See it if Raw, early O'Neill still has the power to shock & this production proves it Great staging & Abili's exceptional work as Brutus packs a punch
Don't see it if Dated colonial practices & harsh racial language & stereotypes jolt & often mar effective enjoyment (?) but expressionistic treatment works
See it if you like O'Neill. Obi Abili is amazing as a tyrant who falls from grace through a roller coaster of emotions, including anger and pride.
Don't see it if you need someone to explain the action to you if a play is not clearly laid out beginning to end; are bothered by racist terms
See it if an expressionist play about an emperor who flees through a terrifying jungle populated by equally terrifying puppets
Don't see it if you don't like puppets, dark dramas or would be offended by black speech that we would now consider racist
See it if Mr. Abili is very good; the staging is, alone, worth the trip as are the puppets. This is a chance to see a major-dated- work.
Don't see it if I could not understand some of the dialogue. This is a brutal, tough story and it felt repetitious to me.
See it if you never have before. It's gorgeous, thoughtful, & brilliantly acted - faithful to the original work but with an expanded world view.
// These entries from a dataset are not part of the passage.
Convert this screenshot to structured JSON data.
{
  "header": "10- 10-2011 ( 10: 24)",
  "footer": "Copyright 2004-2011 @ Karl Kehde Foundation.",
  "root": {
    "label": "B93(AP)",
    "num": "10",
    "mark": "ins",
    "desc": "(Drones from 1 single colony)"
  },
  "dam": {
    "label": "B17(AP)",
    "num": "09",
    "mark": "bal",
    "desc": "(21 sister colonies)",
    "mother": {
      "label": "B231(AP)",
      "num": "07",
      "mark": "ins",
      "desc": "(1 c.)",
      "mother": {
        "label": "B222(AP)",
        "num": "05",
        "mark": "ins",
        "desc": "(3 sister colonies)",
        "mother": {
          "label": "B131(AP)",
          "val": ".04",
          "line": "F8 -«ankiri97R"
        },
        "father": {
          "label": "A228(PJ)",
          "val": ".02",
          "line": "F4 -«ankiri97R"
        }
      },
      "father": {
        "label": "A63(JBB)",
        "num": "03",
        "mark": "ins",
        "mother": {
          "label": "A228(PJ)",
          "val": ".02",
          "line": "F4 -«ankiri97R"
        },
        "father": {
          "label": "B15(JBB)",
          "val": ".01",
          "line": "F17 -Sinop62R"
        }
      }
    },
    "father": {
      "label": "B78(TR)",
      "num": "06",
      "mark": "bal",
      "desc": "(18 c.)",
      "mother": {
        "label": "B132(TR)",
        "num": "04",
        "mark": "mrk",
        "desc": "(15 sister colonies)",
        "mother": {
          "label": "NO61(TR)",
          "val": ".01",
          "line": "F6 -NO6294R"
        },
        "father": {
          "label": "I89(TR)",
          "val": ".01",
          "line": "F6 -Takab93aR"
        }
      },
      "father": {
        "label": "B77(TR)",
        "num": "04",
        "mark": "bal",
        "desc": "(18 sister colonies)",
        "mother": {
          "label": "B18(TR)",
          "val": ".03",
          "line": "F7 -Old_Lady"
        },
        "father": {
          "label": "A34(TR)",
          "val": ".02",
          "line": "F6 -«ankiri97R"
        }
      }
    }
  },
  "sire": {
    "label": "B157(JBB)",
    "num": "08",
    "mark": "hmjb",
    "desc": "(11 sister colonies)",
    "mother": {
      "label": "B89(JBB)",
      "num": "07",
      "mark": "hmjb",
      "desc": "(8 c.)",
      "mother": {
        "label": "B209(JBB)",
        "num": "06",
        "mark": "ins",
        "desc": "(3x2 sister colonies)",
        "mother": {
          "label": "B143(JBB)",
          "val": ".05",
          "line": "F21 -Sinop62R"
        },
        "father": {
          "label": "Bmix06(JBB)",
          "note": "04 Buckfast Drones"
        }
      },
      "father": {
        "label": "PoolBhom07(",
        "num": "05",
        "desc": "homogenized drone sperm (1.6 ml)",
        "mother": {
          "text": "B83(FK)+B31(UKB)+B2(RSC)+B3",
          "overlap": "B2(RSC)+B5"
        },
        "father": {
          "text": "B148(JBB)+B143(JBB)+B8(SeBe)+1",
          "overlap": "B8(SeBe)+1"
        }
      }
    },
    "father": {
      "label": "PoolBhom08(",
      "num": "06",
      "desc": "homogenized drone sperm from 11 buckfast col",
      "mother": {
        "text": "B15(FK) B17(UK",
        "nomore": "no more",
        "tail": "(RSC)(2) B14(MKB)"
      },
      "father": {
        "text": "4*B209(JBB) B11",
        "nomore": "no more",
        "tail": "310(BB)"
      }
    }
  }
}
Don't see it if you can't stand O'Neill or expressionist theatre.
See it if worth seeing for the puppets and ensemble. Despite Albili's strong performance, show fell flat for me. Maybe I saw it on an off night.
Don't see it if are offended by racial epithets, or want light entertainment. It's harsh and hard hitting...and after a while, becomes too one note.
See it if to see a surreal, mystical creation, not quite a play- about race and blackness, written by a white man a century ago. Fascinating.
Don't see it if you seek a structured evening of dialogue; there is very little. the play is mostly hallucination, and nearly a one-man show.
See it if Exquisite puppetry and sound design. Riveting performance by the lead actor. Good opportunity to see a rare play revived. Intimate venue.
Don't see it if Some familiarity with O'Neill or the text could be helpful. The show is short and largely consists of monologues and expressionism.
See it if You're a fan of O'Neill's work because I feel like this play isn't as often produced. The puppet elements were nice and effective.
Don't see it if You're offended by the use of the n-word or you're looking for a mindless 65 mins (although it felt slightly long).
See it if you want to see an O'Neill play not about his dysfunctional family but about a mad dictator destroyed by the very people he despises.
Don't see it if you don't feel a 75 minute play with puppets and supernatural overtones is for you even though it is a classic O'Neill play from 1920.
See it if you want to see an expressionist adaptation of the play. Sound design & lighting are a triumph and evoke the right mood. Obi Alibi is great.
Don't see it if creepy puppets and masked characters bother you, you're looking for a play with more realism